─── DATA RECORDS
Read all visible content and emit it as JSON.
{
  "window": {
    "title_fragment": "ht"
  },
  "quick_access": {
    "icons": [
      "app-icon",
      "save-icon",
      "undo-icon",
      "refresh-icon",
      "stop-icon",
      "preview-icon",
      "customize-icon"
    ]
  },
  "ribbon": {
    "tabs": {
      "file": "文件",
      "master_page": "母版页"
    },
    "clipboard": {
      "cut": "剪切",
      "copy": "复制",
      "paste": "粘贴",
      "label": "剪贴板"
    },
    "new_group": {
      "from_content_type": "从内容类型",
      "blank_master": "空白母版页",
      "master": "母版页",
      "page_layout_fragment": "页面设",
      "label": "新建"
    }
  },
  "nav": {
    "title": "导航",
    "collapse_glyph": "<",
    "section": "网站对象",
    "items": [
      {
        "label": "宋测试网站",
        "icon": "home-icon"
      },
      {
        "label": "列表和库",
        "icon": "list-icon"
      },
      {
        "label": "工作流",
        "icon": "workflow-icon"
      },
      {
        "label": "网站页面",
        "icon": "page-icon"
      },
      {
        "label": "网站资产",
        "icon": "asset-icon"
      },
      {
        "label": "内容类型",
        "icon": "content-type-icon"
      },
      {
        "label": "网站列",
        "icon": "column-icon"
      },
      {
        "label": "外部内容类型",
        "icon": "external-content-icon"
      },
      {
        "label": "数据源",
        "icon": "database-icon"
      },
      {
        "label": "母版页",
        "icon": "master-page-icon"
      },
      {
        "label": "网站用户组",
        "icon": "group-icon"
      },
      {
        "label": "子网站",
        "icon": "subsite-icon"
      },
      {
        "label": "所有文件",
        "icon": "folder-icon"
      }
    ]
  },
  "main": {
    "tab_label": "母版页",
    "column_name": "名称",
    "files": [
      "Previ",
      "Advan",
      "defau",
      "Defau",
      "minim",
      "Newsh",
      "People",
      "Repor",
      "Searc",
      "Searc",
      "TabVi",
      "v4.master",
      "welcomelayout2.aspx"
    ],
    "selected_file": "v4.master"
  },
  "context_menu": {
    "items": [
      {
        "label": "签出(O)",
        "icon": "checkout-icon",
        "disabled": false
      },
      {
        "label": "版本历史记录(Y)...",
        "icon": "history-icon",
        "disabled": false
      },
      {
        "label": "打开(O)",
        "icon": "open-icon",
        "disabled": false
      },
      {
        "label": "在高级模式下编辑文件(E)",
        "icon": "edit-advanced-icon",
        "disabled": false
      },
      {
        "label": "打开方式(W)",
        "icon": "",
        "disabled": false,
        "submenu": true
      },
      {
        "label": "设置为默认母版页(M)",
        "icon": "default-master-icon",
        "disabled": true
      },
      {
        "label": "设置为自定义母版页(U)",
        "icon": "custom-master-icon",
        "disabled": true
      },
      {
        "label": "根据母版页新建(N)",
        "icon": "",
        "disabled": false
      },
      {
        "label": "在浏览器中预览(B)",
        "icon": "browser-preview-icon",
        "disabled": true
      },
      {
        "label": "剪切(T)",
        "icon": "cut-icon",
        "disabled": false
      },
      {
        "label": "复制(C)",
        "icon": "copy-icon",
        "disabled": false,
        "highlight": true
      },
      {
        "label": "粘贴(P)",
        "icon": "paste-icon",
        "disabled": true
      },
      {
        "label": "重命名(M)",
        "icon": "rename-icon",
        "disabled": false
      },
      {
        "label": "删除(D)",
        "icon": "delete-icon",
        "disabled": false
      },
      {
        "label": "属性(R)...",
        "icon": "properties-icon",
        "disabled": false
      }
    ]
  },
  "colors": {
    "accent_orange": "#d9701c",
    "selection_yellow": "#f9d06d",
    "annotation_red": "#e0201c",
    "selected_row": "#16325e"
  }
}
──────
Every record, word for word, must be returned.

### SOLUTION:
Read all visible content and emit it as JSON.
{
  "window": {
    "title_fragment": "ht"
  },
  "quick_access": {
    "icons": [
      "app-icon",
      "save-icon",
      "undo-icon",
      "refresh-icon",
      "stop-icon",
      "preview-icon",
      "customize-icon"
    ]
  },
  "ribbon": {
    "tabs": {
      "file": "文件",
      "master_page": "母版页"
    },
    "clipboard": {
      "cut": "剪切",
      "copy": "复制",
      "paste": "粘贴",
      "label": "剪贴板"
    },
    "new_group": {
      "from_content_type": "从内容类型",
      "blank_master": "空白母版页",
      "master": "母版页",
      "page_layout_fragment": "页面设",
      "label": "新建"
    }
  },
  "nav": {
    "title": "导航",
    "collapse_glyph": "<",
    "section": "网站对象",
    "items": [
      {
        "label": "宋测试网站",
        "icon": "home-icon"
      },
      {
        "label": "列表和库",
        "icon": "list-icon"
      },
      {
        "label": "工作流",
        "icon": "workflow-icon"
      },
      {
        "label": "网站页面",
        "icon": "page-icon"
      },
      {
        "label": "网站资产",
        "icon": "asset-icon"
      },
      {
        "label": "内容类型",
        "icon": "content-type-icon"
      },
      {
        "label": "网站列",
        "icon": "column-icon"
      },
      {
        "label": "外部内容类型",
        "icon": "external-content-icon"
      },
      {
        "label": "数据源",
        "icon": "database-icon"
      },
      {
        "label": "母版页",
        "icon": "master-page-icon"
      },
      {
        "label": "网站用户组",
        "icon": "group-icon"
      },
      {
        "label": "子网站",
        "icon": "subsite-icon"
      },
      {
        "label": "所有文件",
        "icon": "folder-icon"
      }
    ]
  },
  "main": {
    "tab_label": "母版页",
    "column_name": "名称",
    "files": [
      "Previ",
      "Advan",
      "defau",
      "Defau",
      "minim",
      "Newsh",
      "People",
      "Repor",
      "Searc",
      "Searc",
      "TabVi",
      "v4.master",
      "welcomelayout2.aspx"
    ],
    "selected_file": "v4.master"
  },
  "context_menu": {
    "items": [
      {
        "label": "签出(O)",
        "icon": "checkout-icon",
        "disabled": false
      },
      {
        "label": "版本历史记录(Y)...",
        "icon": "history-icon",
        "disabled": false
      },
      {
        "label": "打开(O)",
        "icon": "open-icon",
        "disabled": false
      },
      {
        "label": "在高级模式下编辑文件(E)",
        "icon": "edit-advanced-icon",
        "disabled": false
      },
      {
        "label": "打开方式(W)",
        "icon": "",
        "disabled": false,
        "submenu": true
      },
      {
        "label": "设置为默认母版页(M)",
        "icon": "default-master-icon",
        "disabled": true
      },
      {
        "label": "设置为自定义母版页(U)",
        "icon": "custom-master-icon",
        "disabled": true
      },
      {
        "label": "根据母版页新建(N)",
        "icon": "",
        "disabled": false
      },
      {
        "label": "在浏览器中预览(B)",
        "icon": "browser-preview-icon",
        "disabled": true
      },
      {
        "label": "剪切(T)",
        "icon": "cut-icon",
        "disabled": false
      },
      {
        "label": "复制(C)",
        "icon": "copy-icon",
        "disabled": false,
        "highlight": true
      },
      {
        "label": "粘贴(P)",
        "icon": "paste-icon",
        "disabled": true
      },
      {
        "label": "重命名(M)",
        "icon": "rename-icon",
        "disabled": false
      },
      {
        "label": "删除(D)",
        "icon": "delete-icon",
        "disabled": false
      },
      {
        "label": "属性(R)...",
        "icon": "properties-icon",
        "disabled": false
      }
    ]
  },
  "colors": {
    "accent_orange": "#d9701c",
    "selection_yellow": "#f9d06d",
    "annotation_red": "#e0201c",
    "selected_row": "#16325e"
  }
}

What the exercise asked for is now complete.